Most interesting of all is the way in which Ukrainian migrants deal with their experiences of exclusion and discrimination. While many of the respondents talk about experiences that can be classed as economic and especially ethnic and national discrimination, there is very little recognition of them as such. In an effort to normalise their own position in the “other” society and emphasise the success of their integration, migrants are inclined to put the blame for discrimination on their compatriots or see it as “normal” behaviour that would have been appropriate in Ukraine as well. None of the interviewees has made any serious effort to counter the various forms of discrimination by building solidarity within the Ukrainian community. Instead, discrimination is often regarded by migrants as a reason to intensify their own efforts to conform. What’s more, most interviewees say that they mainly rely on Ukrainian media and admit that they are more familiar with what is happening in their home country than with the current situation in Poland.
Integration or ghettoisation?

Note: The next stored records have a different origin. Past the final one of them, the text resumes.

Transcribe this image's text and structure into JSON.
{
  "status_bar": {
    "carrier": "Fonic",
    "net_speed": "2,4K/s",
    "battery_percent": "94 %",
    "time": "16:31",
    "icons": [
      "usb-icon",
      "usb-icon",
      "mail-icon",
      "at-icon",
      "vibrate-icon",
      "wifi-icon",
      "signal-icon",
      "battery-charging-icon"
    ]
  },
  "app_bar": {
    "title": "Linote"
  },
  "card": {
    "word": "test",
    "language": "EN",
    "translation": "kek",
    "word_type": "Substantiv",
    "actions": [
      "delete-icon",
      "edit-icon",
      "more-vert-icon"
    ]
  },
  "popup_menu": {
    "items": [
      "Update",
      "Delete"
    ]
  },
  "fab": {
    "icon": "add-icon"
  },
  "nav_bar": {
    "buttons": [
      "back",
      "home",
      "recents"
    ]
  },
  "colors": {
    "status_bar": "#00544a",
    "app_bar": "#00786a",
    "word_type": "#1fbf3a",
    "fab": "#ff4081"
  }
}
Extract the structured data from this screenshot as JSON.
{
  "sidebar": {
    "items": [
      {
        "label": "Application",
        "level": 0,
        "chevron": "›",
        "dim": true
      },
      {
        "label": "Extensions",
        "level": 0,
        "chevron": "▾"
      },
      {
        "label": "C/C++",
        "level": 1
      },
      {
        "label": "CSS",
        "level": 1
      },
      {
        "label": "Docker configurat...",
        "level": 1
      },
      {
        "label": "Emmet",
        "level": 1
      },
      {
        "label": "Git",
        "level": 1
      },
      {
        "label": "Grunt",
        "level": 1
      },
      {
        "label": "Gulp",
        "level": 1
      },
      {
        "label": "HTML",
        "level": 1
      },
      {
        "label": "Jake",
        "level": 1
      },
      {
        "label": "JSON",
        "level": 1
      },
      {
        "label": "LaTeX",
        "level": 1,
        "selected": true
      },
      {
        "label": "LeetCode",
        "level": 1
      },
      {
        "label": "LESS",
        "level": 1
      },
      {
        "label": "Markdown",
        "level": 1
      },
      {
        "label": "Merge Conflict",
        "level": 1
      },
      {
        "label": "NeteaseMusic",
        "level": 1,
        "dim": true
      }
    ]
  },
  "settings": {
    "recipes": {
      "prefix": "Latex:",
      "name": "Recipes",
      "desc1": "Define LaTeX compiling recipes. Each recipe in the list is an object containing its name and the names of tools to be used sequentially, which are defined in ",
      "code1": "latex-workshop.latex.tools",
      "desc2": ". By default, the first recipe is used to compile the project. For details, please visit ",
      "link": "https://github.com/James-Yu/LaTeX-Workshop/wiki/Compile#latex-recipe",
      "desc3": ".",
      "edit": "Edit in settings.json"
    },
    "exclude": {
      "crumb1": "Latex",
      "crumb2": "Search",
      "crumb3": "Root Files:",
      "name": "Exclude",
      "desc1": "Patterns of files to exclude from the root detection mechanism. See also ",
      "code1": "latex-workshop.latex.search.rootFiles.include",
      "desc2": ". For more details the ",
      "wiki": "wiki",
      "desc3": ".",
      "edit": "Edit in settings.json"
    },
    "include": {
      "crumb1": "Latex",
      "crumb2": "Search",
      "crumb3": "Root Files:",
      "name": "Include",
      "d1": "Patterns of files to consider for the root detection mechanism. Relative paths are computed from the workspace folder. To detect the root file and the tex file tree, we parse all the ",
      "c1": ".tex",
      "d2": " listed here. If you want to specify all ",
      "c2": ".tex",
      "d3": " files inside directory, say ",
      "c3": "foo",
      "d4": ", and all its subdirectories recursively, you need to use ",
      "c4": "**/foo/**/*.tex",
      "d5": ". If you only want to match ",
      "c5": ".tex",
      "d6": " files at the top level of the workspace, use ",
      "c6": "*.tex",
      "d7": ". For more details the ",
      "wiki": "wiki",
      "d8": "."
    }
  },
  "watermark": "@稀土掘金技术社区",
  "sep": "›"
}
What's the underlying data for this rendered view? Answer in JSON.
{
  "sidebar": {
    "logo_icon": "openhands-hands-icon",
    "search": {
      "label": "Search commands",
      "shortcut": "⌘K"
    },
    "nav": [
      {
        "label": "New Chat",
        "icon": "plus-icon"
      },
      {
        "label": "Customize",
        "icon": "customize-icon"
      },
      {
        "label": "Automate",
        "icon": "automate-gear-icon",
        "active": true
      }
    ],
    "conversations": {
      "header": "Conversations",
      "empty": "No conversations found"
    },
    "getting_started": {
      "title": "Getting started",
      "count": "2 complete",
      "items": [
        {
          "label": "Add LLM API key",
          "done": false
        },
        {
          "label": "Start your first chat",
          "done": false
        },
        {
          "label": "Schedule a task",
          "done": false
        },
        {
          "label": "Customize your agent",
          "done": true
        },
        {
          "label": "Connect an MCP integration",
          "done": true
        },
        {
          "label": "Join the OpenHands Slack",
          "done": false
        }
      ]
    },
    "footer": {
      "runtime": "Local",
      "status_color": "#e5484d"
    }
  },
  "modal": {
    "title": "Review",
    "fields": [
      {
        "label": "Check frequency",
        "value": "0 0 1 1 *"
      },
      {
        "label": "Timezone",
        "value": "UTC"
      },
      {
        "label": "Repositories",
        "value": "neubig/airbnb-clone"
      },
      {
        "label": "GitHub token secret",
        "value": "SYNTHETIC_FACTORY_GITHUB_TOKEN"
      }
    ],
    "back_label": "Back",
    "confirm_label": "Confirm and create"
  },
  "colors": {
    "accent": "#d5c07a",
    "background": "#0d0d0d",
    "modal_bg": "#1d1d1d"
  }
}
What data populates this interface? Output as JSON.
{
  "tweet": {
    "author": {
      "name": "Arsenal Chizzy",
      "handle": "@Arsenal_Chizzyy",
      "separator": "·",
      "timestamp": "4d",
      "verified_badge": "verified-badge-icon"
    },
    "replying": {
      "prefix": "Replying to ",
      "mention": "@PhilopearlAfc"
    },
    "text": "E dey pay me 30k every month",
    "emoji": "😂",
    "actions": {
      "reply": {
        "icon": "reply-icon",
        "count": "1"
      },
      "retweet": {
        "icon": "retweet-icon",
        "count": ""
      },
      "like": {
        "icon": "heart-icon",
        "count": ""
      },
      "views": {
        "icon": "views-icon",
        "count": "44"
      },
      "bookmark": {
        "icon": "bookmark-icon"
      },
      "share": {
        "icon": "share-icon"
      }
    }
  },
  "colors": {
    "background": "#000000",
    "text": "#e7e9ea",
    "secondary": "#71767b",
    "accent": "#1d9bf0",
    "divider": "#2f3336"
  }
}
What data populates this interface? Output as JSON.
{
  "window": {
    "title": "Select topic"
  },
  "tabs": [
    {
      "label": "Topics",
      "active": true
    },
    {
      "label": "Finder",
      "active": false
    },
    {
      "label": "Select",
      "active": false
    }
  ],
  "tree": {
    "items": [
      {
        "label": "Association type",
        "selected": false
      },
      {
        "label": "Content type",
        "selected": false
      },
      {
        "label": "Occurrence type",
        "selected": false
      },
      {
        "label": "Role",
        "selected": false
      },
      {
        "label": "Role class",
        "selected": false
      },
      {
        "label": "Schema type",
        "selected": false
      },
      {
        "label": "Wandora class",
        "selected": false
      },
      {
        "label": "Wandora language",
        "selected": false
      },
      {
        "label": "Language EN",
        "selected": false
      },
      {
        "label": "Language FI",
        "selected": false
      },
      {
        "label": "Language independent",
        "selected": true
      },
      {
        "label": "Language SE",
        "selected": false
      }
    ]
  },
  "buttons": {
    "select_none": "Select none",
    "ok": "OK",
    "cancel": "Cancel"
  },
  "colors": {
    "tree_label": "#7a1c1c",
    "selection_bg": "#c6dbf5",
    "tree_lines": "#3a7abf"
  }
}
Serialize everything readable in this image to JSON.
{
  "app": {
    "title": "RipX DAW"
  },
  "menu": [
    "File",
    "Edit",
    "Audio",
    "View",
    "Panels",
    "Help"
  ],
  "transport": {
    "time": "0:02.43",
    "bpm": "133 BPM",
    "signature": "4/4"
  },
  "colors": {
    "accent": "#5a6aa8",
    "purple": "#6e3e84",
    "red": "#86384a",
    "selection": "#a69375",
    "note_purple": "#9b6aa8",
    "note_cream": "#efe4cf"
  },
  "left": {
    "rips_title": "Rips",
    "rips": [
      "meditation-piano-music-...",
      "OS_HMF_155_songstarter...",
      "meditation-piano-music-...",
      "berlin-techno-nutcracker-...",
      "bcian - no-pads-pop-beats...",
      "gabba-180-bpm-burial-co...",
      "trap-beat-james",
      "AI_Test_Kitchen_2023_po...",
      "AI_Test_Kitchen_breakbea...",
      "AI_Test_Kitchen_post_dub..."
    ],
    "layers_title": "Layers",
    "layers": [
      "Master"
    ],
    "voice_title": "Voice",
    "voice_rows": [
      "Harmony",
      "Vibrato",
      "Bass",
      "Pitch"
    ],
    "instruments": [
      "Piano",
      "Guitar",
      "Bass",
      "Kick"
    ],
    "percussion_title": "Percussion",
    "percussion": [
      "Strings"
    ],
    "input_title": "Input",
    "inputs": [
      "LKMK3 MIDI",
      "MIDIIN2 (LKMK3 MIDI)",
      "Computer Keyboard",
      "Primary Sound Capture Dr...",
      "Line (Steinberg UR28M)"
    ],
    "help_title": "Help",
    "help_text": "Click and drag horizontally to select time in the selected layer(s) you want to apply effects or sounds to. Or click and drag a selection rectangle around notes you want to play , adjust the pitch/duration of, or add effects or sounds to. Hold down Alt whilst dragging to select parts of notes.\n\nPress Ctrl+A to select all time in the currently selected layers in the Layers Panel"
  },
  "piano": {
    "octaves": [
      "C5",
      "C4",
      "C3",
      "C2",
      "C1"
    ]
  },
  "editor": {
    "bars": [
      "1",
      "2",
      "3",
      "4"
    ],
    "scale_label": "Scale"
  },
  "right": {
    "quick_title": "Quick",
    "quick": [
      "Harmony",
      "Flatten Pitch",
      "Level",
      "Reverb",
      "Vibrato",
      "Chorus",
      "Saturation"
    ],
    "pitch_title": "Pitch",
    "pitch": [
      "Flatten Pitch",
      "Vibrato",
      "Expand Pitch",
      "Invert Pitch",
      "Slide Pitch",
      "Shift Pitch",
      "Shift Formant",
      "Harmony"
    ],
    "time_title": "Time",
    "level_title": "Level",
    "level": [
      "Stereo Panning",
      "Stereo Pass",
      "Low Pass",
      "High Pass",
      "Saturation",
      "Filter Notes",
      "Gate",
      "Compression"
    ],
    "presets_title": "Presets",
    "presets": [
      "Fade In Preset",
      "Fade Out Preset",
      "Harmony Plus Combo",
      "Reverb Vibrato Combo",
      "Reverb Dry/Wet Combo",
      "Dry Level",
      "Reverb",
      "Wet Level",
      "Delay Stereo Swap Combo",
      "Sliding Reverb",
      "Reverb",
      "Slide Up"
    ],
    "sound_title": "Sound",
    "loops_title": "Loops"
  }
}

Analysis of the interview data reveals several problematical but hitherto largely unnoticed dimensions of large-scale Ukrainian migration to Poland. Firstly, the influence of migrants’ Ukrainian background on their lives is much more far-reaching than the often mentioned economic and social situation in their home country could suggest. As the migrants’ specific socio-cultural identity is rarely considered at government level in Poland and the migrants themselves generally avoid any political engagement, they remain largely isolated from Polish domestic politics. Secondly, the gap between the degree of integration actually achieved by migrants and their idealised perceptions of it reveals the fundamental insecurity of their situation. This is largely ignored by Polish society and media, but it also acts as a breeding ground for negative stereotypes. And leading on from this, thirdly, is the acute risk that the increasingly populous Ukrainian minority in Poland could evolve into a parallel society whose members’ assigned role is to serve as a source of largely unskilled labour – as one female interviewee pointed out. Preventing this risk from becoming reality will require integration policies that treat Ukrainian migrants not as a (temporary) source of labour but as people who are here to stay.
 Photographs and interview excerpts depicting some of the project’s outcomes are currently on display at Café ostPost in Berlin.
Alexander Chertenko has a PhD in Literary Studies. His research interests include literature about the war in the Donbas, literary portrayals of human experiments, and historical discourses in German contemporary literature. He is currently studying East European Studies at Freie Universität Berlin.